Goal of the exercise: The task calls for an exact copy of the records, without any images.
##### Supplied records
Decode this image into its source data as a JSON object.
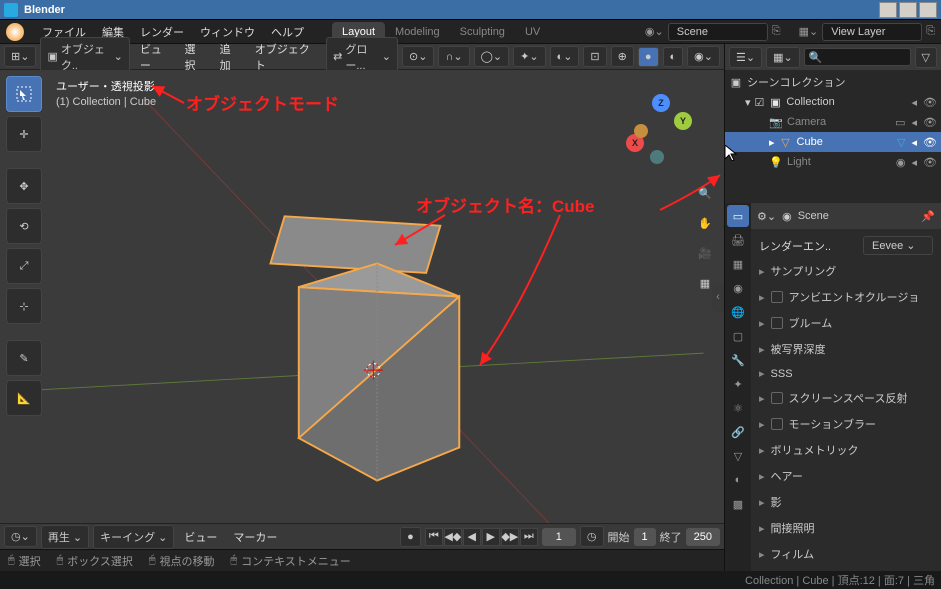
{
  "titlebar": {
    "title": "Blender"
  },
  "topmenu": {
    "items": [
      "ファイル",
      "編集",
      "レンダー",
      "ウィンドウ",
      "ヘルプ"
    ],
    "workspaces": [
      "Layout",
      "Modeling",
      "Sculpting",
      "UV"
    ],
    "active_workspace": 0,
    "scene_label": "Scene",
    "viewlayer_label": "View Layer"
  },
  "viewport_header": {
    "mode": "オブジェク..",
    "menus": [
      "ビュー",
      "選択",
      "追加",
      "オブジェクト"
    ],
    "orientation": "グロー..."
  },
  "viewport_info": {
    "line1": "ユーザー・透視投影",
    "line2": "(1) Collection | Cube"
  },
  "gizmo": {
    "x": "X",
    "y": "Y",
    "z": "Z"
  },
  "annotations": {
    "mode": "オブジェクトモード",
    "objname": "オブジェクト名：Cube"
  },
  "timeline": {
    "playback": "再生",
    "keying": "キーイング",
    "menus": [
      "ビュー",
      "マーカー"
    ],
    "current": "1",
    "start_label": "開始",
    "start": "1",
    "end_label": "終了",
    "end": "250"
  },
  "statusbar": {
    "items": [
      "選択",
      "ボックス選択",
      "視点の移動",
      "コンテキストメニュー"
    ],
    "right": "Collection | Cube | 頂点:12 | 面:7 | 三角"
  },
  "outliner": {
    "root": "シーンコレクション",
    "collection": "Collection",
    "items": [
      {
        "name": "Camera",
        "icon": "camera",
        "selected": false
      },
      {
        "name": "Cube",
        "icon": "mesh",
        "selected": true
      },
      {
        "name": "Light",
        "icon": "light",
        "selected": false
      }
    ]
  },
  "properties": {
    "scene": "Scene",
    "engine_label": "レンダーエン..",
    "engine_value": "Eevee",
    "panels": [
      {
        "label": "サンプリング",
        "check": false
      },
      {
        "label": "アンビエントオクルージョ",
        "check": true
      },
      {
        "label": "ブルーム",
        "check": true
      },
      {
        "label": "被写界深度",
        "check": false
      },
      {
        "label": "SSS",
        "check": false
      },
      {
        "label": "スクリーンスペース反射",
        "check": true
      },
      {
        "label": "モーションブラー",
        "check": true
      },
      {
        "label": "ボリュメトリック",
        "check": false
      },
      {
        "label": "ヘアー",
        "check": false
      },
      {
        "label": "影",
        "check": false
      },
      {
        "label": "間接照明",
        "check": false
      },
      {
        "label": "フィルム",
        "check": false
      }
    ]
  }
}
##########
Solution to the problem:
Decode this image into its source data as a JSON object.
{
  "titlebar": {
    "title": "Blender"
  },
  "topmenu": {
    "items": [
      "ファイル",
      "編集",
      "レンダー",
      "ウィンドウ",
      "ヘルプ"
    ],
    "workspaces": [
      "Layout",
      "Modeling",
      "Sculpting",
      "UV"
    ],
    "active_workspace": 0,
    "scene_label": "Scene",
    "viewlayer_label": "View Layer"
  },
  "viewport_header": {
    "mode": "オブジェク..",
    "menus": [
      "ビュー",
      "選択",
      "追加",
      "オブジェクト"
    ],
    "orientation": "グロー..."
  },
  "viewport_info": {
    "line1": "ユーザー・透視投影",
    "line2": "(1) Collection | Cube"
  },
  "gizmo": {
    "x": "X",
    "y": "Y",
    "z": "Z"
  },
  "annotations": {
    "mode": "オブジェクトモード",
    "objname": "オブジェクト名：Cube"
  },
  "timeline": {
    "playback": "再生",
    "keying": "キーイング",
    "menus": [
      "ビュー",
      "マーカー"
    ],
    "current": "1",
    "start_label": "開始",
    "start": "1",
    "end_label": "終了",
    "end": "250"
  },
  "statusbar": {
    "items": [
      "選択",
      "ボックス選択",
      "視点の移動",
      "コンテキストメニュー"
    ],
    "right": "Collection | Cube | 頂点:12 | 面:7 | 三角"
  },
  "outliner": {
    "root": "シーンコレクション",
    "collection": "Collection",
    "items": [
      {
        "name": "Camera",
        "icon": "camera",
        "selected": false
      },
      {
        "name": "Cube",
        "icon": "mesh",
        "selected": true
      },
      {
        "name": "Light",
        "icon": "light",
        "selected": false
      }
    ]
  },
  "properties": {
    "scene": "Scene",
    "engine_label": "レンダーエン..",
    "engine_value": "Eevee",
    "panels": [
      {
        "label": "サンプリング",
        "check": false
      },
      {
        "label": "アンビエントオクルージョ",
        "check": true
      },
      {
        "label": "ブルーム",
        "check": true
      },
      {
        "label": "被写界深度",
        "check": false
      },
      {
        "label": "SSS",
        "check": false
      },
      {
        "label": "スクリーンスペース反射",
        "check": true
      },
      {
        "label": "モーションブラー",
        "check": true
      },
      {
        "label": "ボリュメトリック",
        "check": false
      },
      {
        "label": "ヘアー",
        "check": false
      },
      {
        "label": "影",
        "check": false
      },
      {
        "label": "間接照明",
        "check": false
      },
      {
        "label": "フィルム",
        "check": false
      }
    ]
  }
}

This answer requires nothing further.